### Your task
Provide the count of lines below where "this" occurs, with no other output.

### Data records for software interfaces
#####
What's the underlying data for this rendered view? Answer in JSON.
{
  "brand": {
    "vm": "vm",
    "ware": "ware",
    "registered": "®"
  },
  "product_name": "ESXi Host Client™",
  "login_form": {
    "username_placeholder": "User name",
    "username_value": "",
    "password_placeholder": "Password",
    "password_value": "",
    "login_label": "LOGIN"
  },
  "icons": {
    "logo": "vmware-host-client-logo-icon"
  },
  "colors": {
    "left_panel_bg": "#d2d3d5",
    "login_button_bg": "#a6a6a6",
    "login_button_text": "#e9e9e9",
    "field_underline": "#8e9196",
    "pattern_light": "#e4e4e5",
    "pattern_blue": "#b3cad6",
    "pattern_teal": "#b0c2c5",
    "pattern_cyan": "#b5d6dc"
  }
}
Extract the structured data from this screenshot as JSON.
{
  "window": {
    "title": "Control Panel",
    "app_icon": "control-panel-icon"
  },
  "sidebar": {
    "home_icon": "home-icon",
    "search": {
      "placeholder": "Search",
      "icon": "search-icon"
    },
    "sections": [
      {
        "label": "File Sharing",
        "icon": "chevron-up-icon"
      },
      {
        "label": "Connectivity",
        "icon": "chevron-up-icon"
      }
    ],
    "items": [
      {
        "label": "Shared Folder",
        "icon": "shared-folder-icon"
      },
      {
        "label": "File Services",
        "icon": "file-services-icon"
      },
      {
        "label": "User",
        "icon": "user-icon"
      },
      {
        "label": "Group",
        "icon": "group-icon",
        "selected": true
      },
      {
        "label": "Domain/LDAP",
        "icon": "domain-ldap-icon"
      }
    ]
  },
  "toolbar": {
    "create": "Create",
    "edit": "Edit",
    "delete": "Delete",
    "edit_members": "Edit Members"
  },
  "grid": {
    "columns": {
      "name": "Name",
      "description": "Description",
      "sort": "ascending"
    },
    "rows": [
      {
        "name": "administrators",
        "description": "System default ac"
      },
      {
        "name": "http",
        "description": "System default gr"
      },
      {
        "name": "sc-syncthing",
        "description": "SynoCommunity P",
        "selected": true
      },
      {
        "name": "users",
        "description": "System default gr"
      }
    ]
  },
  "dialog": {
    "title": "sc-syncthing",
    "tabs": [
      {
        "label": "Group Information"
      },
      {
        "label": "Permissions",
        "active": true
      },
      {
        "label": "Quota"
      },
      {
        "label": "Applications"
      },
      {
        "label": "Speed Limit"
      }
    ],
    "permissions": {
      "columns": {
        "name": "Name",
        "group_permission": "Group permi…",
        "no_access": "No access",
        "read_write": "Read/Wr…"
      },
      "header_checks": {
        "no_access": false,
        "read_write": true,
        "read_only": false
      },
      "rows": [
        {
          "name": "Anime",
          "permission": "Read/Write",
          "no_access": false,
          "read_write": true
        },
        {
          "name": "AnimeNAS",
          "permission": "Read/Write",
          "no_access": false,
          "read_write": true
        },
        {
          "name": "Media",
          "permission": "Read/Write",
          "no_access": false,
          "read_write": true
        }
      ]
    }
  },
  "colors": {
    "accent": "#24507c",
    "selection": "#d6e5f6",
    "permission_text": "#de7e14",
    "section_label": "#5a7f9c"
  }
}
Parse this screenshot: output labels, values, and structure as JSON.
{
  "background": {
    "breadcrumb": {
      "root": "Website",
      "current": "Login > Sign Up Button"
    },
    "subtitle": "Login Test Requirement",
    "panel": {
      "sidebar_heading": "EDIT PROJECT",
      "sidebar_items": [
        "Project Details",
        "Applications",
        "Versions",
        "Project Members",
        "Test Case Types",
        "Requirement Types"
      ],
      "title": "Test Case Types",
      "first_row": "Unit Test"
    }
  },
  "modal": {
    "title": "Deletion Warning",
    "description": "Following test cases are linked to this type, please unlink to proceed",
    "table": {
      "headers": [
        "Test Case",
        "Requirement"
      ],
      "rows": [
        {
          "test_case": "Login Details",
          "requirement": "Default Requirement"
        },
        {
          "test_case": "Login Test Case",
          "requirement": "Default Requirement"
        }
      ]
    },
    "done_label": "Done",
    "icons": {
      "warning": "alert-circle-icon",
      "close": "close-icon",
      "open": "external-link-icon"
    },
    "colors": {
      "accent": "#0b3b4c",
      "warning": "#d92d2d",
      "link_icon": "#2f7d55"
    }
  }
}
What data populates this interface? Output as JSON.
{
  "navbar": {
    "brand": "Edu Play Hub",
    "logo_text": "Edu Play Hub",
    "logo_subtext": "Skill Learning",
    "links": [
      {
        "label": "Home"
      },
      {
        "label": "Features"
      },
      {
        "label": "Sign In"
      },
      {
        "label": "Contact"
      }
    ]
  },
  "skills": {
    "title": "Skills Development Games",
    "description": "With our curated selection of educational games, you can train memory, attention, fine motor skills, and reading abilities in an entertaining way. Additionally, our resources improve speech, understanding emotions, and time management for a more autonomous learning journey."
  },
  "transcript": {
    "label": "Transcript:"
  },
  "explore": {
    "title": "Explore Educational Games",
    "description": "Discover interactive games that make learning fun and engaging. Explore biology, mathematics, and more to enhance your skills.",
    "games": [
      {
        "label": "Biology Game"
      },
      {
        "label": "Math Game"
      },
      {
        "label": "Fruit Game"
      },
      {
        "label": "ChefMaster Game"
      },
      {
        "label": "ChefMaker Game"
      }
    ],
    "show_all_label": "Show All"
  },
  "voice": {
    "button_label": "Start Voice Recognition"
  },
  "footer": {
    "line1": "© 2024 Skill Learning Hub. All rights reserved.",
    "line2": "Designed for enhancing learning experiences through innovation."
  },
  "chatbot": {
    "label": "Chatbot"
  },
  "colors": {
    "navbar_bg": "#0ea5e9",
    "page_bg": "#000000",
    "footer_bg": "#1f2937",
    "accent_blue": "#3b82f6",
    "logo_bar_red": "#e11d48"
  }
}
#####
### Response box
5